## Exercise details
Go through the entries and copy every line that has the string "author" in it.

## Entries from a dataset of interfaces
● ● ● ● ● ● ●

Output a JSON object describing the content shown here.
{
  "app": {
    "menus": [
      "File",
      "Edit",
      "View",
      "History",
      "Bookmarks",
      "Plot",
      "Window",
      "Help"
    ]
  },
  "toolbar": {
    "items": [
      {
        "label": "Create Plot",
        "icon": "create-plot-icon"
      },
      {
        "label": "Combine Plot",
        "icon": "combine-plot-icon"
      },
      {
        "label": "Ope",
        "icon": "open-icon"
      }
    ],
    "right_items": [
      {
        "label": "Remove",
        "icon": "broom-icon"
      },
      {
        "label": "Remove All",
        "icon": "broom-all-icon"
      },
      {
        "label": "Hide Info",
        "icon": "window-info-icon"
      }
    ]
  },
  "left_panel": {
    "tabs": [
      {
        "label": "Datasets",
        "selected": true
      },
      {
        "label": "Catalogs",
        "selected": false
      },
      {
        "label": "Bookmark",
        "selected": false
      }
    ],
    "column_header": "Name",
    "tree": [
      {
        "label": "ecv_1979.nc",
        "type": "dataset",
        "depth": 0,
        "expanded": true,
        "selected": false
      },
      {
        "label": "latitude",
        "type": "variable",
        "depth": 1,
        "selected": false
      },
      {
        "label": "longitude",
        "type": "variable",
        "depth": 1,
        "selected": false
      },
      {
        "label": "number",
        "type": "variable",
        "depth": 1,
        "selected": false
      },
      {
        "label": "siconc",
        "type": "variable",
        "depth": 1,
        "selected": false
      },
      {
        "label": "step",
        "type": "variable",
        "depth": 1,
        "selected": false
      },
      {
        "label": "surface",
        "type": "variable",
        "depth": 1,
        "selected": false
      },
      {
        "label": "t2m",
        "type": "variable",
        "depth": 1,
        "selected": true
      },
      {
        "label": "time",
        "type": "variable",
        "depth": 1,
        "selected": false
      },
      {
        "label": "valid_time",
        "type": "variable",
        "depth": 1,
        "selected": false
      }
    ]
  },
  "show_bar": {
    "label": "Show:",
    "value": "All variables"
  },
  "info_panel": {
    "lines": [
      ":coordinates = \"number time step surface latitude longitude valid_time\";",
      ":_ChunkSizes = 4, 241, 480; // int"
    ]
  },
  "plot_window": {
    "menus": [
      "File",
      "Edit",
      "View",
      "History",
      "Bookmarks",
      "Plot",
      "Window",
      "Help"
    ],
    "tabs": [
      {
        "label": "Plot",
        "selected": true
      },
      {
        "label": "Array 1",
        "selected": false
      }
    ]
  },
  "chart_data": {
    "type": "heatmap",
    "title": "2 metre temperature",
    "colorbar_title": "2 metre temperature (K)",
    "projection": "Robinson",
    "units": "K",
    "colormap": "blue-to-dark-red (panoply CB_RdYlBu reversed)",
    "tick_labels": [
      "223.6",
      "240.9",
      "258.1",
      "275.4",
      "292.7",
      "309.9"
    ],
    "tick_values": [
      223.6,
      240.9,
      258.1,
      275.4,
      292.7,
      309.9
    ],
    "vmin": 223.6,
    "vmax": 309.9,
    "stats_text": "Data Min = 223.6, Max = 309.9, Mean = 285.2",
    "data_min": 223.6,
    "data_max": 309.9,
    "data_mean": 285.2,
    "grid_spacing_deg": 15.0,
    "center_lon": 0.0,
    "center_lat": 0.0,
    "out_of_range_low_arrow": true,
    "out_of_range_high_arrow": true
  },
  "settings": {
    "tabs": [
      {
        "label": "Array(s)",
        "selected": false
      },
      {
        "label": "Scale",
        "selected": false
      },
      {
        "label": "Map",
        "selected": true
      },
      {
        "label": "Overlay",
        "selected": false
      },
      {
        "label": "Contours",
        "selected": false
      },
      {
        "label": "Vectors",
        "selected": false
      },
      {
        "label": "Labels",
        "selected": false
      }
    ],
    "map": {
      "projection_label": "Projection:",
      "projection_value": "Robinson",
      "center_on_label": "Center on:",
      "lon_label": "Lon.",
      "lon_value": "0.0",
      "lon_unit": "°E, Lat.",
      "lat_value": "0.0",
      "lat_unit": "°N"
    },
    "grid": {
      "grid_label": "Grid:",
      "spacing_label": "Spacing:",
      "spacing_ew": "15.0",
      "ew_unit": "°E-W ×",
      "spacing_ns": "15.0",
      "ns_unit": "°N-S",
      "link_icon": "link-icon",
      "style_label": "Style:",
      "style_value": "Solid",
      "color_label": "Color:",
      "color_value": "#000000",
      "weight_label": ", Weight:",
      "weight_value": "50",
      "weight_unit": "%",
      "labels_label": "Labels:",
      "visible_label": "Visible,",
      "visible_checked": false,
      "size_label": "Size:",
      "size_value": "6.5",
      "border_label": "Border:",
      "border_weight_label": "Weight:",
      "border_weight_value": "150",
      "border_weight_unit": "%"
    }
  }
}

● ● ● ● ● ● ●

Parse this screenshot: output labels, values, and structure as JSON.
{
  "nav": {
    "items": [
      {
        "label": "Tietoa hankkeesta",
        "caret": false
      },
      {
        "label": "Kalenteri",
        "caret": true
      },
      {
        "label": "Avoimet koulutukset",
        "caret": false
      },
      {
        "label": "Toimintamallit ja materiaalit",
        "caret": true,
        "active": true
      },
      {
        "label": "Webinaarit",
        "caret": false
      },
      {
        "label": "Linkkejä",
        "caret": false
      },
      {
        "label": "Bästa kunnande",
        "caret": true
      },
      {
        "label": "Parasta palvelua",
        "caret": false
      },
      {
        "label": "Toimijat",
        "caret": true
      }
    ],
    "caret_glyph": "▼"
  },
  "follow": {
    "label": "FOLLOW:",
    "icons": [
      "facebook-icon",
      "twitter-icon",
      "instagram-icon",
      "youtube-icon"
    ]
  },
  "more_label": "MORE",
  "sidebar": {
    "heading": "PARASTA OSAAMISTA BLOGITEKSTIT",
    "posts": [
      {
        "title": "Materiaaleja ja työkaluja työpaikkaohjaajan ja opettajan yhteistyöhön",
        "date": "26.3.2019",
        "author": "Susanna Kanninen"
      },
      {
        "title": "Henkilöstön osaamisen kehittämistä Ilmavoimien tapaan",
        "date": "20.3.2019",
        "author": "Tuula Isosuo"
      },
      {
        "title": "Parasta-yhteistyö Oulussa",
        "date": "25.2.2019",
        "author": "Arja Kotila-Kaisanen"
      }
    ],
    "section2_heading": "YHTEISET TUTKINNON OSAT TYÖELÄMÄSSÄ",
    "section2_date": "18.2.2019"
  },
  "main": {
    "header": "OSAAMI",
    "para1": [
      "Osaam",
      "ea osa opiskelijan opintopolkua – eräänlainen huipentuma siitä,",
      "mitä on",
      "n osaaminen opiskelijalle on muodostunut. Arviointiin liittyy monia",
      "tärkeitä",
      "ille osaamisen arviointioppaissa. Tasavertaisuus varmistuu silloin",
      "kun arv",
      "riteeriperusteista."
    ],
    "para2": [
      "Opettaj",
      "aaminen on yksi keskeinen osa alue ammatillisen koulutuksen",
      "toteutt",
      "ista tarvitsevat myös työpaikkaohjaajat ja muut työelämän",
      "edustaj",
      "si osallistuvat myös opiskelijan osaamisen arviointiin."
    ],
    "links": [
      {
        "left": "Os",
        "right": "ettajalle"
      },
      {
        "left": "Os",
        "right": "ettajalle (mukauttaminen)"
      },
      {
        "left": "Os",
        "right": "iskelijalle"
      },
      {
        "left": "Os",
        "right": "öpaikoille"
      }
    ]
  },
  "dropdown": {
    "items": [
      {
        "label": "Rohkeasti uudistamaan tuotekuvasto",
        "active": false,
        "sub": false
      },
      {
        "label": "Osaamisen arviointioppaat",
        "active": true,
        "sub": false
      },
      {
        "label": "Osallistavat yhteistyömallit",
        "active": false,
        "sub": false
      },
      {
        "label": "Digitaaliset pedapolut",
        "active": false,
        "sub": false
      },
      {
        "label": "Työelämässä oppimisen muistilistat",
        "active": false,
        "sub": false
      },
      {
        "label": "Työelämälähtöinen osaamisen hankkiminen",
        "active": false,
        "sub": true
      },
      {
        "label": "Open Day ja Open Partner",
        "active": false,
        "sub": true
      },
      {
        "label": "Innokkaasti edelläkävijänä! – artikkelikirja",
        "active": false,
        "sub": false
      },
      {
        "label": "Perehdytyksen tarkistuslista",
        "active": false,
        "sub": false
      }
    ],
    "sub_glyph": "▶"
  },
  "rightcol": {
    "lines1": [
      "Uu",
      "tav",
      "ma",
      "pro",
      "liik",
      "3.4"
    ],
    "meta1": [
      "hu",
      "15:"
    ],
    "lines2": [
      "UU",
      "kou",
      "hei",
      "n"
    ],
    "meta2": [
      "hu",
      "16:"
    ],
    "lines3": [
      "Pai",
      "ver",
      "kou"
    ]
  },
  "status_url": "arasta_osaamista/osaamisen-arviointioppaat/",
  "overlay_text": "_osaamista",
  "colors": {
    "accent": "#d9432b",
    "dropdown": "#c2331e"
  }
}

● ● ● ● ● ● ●

## Answer to this exercise
        "author": "Susanna Kanninen"
        "author": "Tuula Isosuo"
        "author": "Arja Kotila-Kaisanen"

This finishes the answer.